Items from an interface collection:
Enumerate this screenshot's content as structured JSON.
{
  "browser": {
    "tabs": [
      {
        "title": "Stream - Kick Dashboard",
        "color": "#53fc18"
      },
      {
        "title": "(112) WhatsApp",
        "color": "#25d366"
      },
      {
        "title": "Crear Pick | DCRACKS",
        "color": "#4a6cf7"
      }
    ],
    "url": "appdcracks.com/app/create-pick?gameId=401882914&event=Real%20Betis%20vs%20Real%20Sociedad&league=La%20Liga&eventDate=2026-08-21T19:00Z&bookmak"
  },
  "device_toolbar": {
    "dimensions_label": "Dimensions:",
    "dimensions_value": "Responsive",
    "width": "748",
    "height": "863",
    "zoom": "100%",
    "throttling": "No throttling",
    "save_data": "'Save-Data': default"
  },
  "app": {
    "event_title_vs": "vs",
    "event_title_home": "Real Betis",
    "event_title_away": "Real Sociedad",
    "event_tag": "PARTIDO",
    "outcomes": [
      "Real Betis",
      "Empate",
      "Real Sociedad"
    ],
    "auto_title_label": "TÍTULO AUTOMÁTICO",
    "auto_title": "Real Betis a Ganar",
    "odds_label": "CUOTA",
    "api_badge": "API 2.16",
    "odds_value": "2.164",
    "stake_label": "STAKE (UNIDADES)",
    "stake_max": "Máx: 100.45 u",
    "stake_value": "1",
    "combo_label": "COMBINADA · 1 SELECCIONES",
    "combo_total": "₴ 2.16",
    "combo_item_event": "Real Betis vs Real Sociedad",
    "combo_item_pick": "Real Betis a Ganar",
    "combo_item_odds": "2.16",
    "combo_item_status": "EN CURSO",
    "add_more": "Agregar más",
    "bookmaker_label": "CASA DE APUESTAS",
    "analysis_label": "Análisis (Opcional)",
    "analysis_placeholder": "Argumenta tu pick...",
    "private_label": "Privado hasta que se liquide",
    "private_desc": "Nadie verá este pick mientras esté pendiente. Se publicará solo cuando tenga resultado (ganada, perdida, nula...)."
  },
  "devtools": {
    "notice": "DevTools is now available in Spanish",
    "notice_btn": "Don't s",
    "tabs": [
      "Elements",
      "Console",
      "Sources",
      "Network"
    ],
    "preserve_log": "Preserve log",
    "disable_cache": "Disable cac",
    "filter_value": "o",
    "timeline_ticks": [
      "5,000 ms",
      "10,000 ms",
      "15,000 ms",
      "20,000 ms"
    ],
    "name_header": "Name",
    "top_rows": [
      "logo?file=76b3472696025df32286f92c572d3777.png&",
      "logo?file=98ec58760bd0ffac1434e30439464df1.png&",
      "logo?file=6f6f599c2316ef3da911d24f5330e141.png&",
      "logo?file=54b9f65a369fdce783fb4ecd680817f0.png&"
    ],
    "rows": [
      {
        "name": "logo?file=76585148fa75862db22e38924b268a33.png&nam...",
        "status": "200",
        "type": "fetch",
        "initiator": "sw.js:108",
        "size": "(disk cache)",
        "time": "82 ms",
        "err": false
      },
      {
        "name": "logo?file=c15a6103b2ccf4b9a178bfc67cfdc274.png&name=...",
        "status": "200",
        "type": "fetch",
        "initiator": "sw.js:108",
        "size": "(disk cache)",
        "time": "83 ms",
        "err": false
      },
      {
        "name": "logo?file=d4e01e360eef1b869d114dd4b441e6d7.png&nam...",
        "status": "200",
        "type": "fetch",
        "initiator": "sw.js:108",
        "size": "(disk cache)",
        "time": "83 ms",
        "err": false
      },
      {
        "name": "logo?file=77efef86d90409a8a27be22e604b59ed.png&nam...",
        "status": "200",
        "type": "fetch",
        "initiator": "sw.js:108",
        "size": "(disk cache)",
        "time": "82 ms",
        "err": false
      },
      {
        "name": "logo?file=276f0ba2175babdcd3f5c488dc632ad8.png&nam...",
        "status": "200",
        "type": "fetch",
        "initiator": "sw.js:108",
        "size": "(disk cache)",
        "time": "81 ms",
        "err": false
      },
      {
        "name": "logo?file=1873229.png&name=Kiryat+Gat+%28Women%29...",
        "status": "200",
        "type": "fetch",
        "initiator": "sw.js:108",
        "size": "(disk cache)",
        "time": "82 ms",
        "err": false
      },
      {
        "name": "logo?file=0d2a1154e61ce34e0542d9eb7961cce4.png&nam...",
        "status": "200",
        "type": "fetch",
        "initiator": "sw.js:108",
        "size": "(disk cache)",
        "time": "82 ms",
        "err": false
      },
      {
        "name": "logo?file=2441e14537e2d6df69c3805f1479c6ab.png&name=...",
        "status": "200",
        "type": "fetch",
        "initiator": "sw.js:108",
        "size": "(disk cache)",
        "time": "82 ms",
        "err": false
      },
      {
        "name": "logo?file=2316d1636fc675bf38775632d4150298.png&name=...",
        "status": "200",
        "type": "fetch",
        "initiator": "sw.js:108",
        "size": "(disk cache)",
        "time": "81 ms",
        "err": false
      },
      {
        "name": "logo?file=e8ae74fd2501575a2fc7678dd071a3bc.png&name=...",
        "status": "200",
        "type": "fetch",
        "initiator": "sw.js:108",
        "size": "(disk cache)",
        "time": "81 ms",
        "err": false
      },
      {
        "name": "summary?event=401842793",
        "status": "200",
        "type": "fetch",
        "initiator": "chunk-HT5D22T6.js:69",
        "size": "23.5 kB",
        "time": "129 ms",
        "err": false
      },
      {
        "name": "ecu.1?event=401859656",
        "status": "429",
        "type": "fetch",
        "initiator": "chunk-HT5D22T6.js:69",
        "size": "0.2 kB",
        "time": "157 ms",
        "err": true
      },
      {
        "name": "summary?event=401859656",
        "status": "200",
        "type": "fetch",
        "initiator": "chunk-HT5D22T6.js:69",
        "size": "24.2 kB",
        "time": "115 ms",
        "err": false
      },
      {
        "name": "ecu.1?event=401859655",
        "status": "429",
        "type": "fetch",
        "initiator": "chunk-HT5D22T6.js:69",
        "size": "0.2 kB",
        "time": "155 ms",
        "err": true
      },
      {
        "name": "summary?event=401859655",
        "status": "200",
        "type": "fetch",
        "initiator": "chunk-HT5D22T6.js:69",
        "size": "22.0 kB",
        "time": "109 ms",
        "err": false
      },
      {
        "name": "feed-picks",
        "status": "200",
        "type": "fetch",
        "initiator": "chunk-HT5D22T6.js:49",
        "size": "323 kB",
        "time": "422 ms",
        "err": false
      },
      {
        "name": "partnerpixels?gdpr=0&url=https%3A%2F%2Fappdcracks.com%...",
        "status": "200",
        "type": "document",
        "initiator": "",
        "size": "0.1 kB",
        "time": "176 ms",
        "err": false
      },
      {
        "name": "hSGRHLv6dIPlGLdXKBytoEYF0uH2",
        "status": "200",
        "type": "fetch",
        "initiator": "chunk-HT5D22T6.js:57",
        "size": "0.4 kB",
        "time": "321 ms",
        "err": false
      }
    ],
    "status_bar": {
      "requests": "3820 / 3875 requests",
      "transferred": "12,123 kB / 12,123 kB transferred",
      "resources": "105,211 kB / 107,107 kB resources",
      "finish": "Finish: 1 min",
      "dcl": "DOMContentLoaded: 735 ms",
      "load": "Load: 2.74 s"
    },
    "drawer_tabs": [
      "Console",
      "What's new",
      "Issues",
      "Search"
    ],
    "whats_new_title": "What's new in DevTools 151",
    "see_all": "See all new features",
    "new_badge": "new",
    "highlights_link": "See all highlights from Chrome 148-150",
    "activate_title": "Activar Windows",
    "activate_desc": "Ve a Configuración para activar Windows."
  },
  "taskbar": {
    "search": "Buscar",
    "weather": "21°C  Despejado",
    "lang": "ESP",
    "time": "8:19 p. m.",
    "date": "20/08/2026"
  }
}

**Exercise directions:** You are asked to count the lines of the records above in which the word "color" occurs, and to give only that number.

**Task result:** 3